ITHACA — Peter “Obele” Abue had already made a life as a Catholic priest in Nigeria before he came to Cornell University, but he was on a mission of sorts. He had already founded in 1999 the St. Joseph's school for orphaned children in his rural village of Idum-Mbube, Nigeria. But he knew there was also great need throughout the country and continent, and he believed that free access to quality education provided the best hope for bringing Africa out of poverty.
To help his project along, Abue enrolled in the doctorate program in Cornell's education department — where he met Derek Cabrera, a classmate who would become his partner in a fledgling not-for-profit organization, Children of Rural Africa (CORAfrica).
The pair hopes to build five more schools in rural Nigeria by 2012 and then spread into other African countries. Each school should include a health clinic, a community well with clean drinking water, a library with Internet access, an agricultural station and a small-scale financing institution to help villagers start sustainable entrepreneurial efforts that could support the school.
“We want to create something that is owned by the community members themselves,” Abue said. Cabrera said he saw firsthand the need for organized schools in new buildings when he visited Nigeria with Abue last month. Children gathered for lessons under open-air thatched roofs or buildings that might be condemned in the United States, he said.
Around two-thirds of Nigerian children attend school, and approximately the same proportion of adults is literate, according to the United Nations Children's Fund (UNICEF). Similar or lower percentages are found throughout sub- Saharan Africa.
“We want to have an effect on the way people think about Nigeria,” Cabrera said. “It was the most friendly, hospitable place.”
CORAfrica is seeking donations in America for its various programs, but Cabrera said there are many others ways to get involved.
Starting as early as January, Cabrera and Abue plan to guide Americans on “working vacations” in Nigerian villages. Others can volunteer stateside or help bring promising villagers to master's programs abroad through the organization's U.S. Scholars Program.
The intent of the scholars program is for individuals to eventually return to their villages with new perspectives to incorporate with local knowledge and culture. Abue practices what he preaches, so to speak, as he will return in July to his diocese in Nigeria, now that he has completed his doctorate in education. Cabrera, who also finished his doctorate this year, will manage the U.S. side of CORAfrica in addition to working a research job in Cornell's College of Human Ecology.

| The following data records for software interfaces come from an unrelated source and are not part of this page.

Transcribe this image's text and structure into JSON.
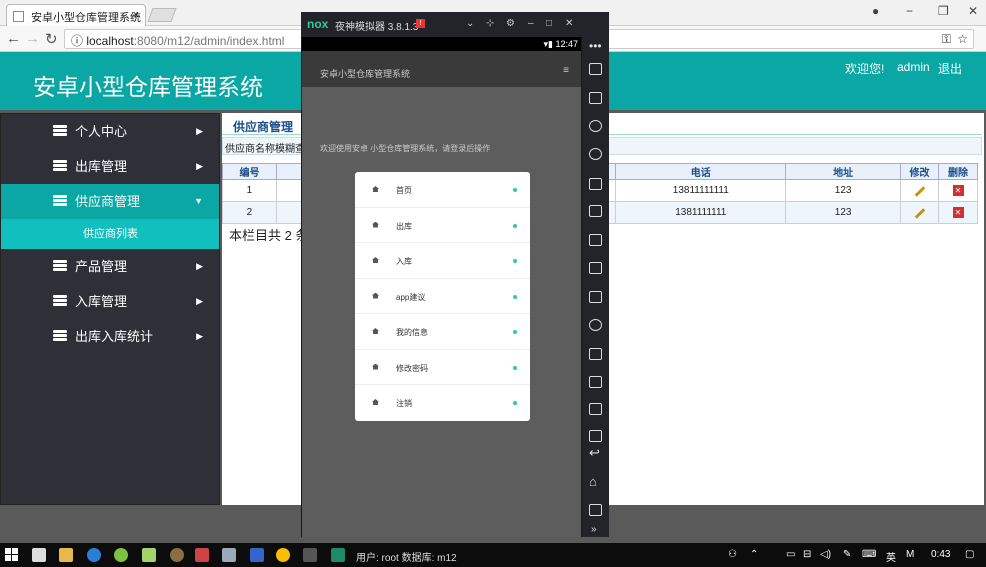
{
  "browser": {
    "tab_title": "安卓小型仓库管理系统",
    "tab_close": "×",
    "url_host": "localhost",
    "url_path": ":8080/m12/admin/index.html",
    "window_controls": [
      "−",
      "❐",
      "✕"
    ]
  },
  "header": {
    "title": "安卓小型仓库管理系统",
    "welcome": "欢迎您!",
    "username": "admin",
    "logout": "退出"
  },
  "sidebar": {
    "items": [
      {
        "label": "个人中心",
        "caret": "▶",
        "active": false
      },
      {
        "label": "出库管理",
        "caret": "▶",
        "active": false
      },
      {
        "label": "供应商管理",
        "caret": "▼",
        "active": true
      },
      {
        "label": "产品管理",
        "caret": "▶",
        "active": false
      },
      {
        "label": "入库管理",
        "caret": "▶",
        "active": false
      },
      {
        "label": "出库入库统计",
        "caret": "▶",
        "active": false
      }
    ],
    "submenu_label": "供应商列表"
  },
  "content": {
    "tab_label": "供应商管理",
    "search_label": "供应商名称模糊查询",
    "columns": [
      "编号",
      "电话",
      "地址",
      "修改",
      "删除"
    ],
    "rows": [
      {
        "id": "1",
        "phone": "13811111111",
        "address": "123"
      },
      {
        "id": "2",
        "phone": "1381111111",
        "address": "123"
      }
    ],
    "record_count": "本栏目共 2 条"
  },
  "emulator": {
    "logo": "nox",
    "title": "夜神模拟器 3.8.1.3",
    "time": "12:47",
    "app_title": "安卓小型仓库管理系统",
    "menu_glyph": "≡",
    "welcome_text": "欢迎使用安卓 小型仓库管理系统，请登录后操作",
    "menu_items": [
      "首页",
      "出库",
      "入库",
      "app建议",
      "我的信息",
      "修改密码",
      "注销"
    ]
  },
  "taskbar": {
    "status_text": "用户: root  数据库: m12",
    "ime": "英",
    "ime_mode": "M",
    "clock": "0:43"
  },
  "colors": {
    "accent": "#0aa7a4",
    "sidebar_bg": "#2f2f38",
    "submenu": "#11bfbc"
  }
}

Future Nigerian schools will not necessarily double as orphanages, but they will provide housing if needed to children who don't have parents or whose parents are too impoverished to care for them, Cabrera and Abue said. “The big thing,” Abue said, “is we need to raise awareness of the need to come to the aid of rural Africa.”